Since bipolar disorder is a psychiatric illness, chemical intervention is imperative. Deciding the type and dosage of medication, as well as following up of patients is the responsibility of the treating psychiatrist. Depending on the severity of the illness, medication usually includes a mood-stabilizer, anti-depressant and anti-psychotic drugs. The compliance of patients with bipolar disorder is poor and therefore it is strongly advised that someone close to the patient takes the responsibility to monitor and administer the medication.
Who is susceptible to bipolar disorder? Anybody. Bipolar disorder is more often diagnosed where there is a family history of bipolar disorder, major depression or schizophrenia. Onset of bipolar disorder is often triggered by a traumatic emotional event. The onset could often be subtle, making the diagnosis complicated. A patient could be stabilized for a period of time on medication; yet a stressful situation or traumatic event can be the stimulus for a new onset of symptoms. This will lead to reassessment of medication. It is therefore safe to say that the treatment of the bipolar patient is a dynamic interaction between the patient, the family and the psychiatrist.
The family of the bipolar patient also suffers from bipolar disorder. The spouse, partner, children or close family members have fallen victims to the incontrollable periodicity of the illness as well as the devastating consequences of the illness. They are constantly bombarded with either the onslaught of an acute attack, or trying to pick up the scattered pieces. Even if the patient is controlled on medication, they always anticipate the next fallback.

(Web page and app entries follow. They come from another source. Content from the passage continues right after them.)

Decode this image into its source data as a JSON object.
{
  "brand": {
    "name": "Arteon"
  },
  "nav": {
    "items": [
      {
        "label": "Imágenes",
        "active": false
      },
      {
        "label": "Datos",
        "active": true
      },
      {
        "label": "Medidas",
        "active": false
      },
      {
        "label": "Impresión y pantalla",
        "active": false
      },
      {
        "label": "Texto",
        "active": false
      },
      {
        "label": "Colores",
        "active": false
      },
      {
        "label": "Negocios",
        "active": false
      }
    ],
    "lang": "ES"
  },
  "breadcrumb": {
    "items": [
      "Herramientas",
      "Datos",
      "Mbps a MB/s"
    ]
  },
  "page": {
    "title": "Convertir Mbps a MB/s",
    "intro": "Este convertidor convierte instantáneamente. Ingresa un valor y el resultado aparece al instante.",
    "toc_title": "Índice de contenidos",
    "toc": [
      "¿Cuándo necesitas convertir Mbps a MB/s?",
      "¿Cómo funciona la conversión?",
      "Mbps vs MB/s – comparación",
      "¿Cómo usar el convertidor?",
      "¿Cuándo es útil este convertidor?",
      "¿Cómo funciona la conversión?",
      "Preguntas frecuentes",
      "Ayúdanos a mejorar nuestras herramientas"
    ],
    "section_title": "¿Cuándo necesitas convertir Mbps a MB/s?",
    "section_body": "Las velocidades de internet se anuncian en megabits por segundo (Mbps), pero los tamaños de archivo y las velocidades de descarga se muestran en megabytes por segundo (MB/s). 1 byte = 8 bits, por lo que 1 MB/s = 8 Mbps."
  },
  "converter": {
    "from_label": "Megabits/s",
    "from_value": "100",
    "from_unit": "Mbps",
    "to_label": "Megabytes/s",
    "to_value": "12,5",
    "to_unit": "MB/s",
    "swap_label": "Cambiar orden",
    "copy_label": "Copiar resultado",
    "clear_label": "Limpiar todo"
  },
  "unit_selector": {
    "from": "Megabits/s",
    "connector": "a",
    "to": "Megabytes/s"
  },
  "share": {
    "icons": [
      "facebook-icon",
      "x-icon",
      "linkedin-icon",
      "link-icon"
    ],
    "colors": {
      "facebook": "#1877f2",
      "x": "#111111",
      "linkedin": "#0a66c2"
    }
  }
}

Family members are often ill informed regarding the complexity of the illness. This makes them even more vulnerable. However, the sad reality is that families are torn apart whether they are illiterate or specialists in the field. The sequalae of the illness has a rippling effect reaching all aspects of life. The family usually have to deal with the consequences of the manic episodes. Even if they understand the illness, the effects become personal. The person they once knew, loved, admired and cherished, has become a distant total stranger. Children become insecure, sad, frightened, misbehaved because their nurturing parent has been substituted by someone the neither know, nor understand. The family can be financially ruined. The possible effects are endless.
It is impossible to comprehend the impact of bipolar disorder in a family. Therefore, it is totally understandable why marriages result in divorce, partnerships break up, children’s lives fall apart. No blame can be directed towards the spouse (partner) of a person with bipolar disorder, who makes the painful decision to divorce the patient. Even if they are aware of the pathology of the illness, even if they are aware of the fact that the person’s life is in pieces. The fact is, they are also broken. Their lives are also lying in pieces. They are also only human.
With regards to my initial question whether it is worth going on in a relationship with a bipolar person, I have come to the conclusion that even in a secure, nurturing environment, the whole family ( including the patient, spouse and kids) are not excluded from episodes of erratic behaviour. The bipolar person is torn between his irrassional behaviour, over which he has no control and the realization of the devastating effects this has on his family. Is it worth it for the spouse (partner)? They are torn between the person they once knew and loved and this total stranger from whom they often have to protect themselves and their family. And then they are also just human.